▶ _EXERCISE_
Working from the listing below, pick each line containing the word "name" and copy it.

▶ _SUPPLIED ENTRIES_
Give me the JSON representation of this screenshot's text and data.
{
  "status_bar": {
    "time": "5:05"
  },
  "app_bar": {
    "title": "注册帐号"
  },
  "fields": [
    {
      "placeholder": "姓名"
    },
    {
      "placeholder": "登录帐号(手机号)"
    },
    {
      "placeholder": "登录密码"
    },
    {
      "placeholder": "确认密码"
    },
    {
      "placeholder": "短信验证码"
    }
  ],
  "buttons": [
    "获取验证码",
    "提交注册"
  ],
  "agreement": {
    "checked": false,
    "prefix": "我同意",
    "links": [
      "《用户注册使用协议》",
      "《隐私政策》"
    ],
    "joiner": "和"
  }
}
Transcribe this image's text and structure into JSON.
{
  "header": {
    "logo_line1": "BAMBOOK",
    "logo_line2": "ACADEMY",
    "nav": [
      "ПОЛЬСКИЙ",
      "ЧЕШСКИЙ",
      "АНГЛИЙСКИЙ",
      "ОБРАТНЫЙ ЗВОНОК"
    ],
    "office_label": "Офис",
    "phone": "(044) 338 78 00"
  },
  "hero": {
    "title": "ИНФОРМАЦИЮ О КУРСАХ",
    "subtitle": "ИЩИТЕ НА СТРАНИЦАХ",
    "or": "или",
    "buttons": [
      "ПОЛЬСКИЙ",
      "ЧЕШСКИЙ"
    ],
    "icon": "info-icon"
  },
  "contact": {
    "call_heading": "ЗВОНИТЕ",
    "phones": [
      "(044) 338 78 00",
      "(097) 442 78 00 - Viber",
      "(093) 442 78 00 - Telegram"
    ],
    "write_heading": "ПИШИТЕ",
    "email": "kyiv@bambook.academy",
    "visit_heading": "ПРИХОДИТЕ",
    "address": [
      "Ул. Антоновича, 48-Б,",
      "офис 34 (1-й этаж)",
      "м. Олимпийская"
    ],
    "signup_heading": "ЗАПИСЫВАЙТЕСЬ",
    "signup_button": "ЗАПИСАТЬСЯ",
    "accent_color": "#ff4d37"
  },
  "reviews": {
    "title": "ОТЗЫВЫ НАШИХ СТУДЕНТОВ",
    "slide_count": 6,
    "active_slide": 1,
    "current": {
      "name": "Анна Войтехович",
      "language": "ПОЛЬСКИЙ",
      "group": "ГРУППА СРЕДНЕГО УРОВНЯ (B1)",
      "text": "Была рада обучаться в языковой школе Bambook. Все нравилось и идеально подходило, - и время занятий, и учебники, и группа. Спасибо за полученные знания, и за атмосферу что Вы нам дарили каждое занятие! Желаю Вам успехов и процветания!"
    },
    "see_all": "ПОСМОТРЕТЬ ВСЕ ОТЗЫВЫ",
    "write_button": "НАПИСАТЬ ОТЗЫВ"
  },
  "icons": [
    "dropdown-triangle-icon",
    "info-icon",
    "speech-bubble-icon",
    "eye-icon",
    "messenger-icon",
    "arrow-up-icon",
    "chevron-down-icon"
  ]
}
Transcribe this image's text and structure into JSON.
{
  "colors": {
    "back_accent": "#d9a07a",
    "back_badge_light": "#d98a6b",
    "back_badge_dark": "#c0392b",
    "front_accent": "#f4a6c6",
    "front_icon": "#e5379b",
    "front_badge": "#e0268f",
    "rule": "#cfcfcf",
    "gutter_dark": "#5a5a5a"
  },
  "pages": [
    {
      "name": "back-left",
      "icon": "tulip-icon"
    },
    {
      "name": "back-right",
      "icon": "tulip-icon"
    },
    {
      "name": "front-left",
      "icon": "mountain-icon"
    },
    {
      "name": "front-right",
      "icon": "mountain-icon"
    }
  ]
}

▶ _SOLUTION FOR THIS TASK_
      "name": "Анна Войтехович",
      "name": "back-left",
      "name": "back-right",
      "name": "front-left",
      "name": "front-right",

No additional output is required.